=== Dataset records ===

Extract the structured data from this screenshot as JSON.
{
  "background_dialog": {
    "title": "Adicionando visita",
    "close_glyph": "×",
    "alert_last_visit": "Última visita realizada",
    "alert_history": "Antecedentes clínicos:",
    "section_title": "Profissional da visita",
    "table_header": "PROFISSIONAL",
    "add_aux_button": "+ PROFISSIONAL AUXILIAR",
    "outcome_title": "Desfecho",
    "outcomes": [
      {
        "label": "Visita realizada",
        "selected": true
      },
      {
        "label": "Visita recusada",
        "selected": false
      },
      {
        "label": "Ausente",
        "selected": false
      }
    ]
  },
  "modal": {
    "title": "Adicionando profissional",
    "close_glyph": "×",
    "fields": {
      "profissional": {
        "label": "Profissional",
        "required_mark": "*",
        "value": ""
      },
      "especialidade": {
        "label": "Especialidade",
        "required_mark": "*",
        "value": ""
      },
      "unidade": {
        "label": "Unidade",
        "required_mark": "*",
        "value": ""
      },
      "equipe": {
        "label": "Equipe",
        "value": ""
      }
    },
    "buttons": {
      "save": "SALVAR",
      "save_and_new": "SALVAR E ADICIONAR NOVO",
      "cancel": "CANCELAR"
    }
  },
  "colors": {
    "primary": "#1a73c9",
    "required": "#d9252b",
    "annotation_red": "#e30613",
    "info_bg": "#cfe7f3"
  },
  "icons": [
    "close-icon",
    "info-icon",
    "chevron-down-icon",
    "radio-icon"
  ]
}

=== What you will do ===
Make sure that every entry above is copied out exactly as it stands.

=== Result ===
Extract the structured data from this screenshot as JSON.
{
  "background_dialog": {
    "title": "Adicionando visita",
    "close_glyph": "×",
    "alert_last_visit": "Última visita realizada",
    "alert_history": "Antecedentes clínicos:",
    "section_title": "Profissional da visita",
    "table_header": "PROFISSIONAL",
    "add_aux_button": "+ PROFISSIONAL AUXILIAR",
    "outcome_title": "Desfecho",
    "outcomes": [
      {
        "label": "Visita realizada",
        "selected": true
      },
      {
        "label": "Visita recusada",
        "selected": false
      },
      {
        "label": "Ausente",
        "selected": false
      }
    ]
  },
  "modal": {
    "title": "Adicionando profissional",
    "close_glyph": "×",
    "fields": {
      "profissional": {
        "label": "Profissional",
        "required_mark": "*",
        "value": ""
      },
      "especialidade": {
        "label": "Especialidade",
        "required_mark": "*",
        "value": ""
      },
      "unidade": {
        "label": "Unidade",
        "required_mark": "*",
        "value": ""
      },
      "equipe": {
        "label": "Equipe",
        "value": ""
      }
    },
    "buttons": {
      "save": "SALVAR",
      "save_and_new": "SALVAR E ADICIONAR NOVO",
      "cancel": "CANCELAR"
    }
  },
  "colors": {
    "primary": "#1a73c9",
    "required": "#d9252b",
    "annotation_red": "#e30613",
    "info_bg": "#cfe7f3"
  },
  "icons": [
    "close-icon",
    "info-icon",
    "chevron-down-icon",
    "radio-icon"
  ]
}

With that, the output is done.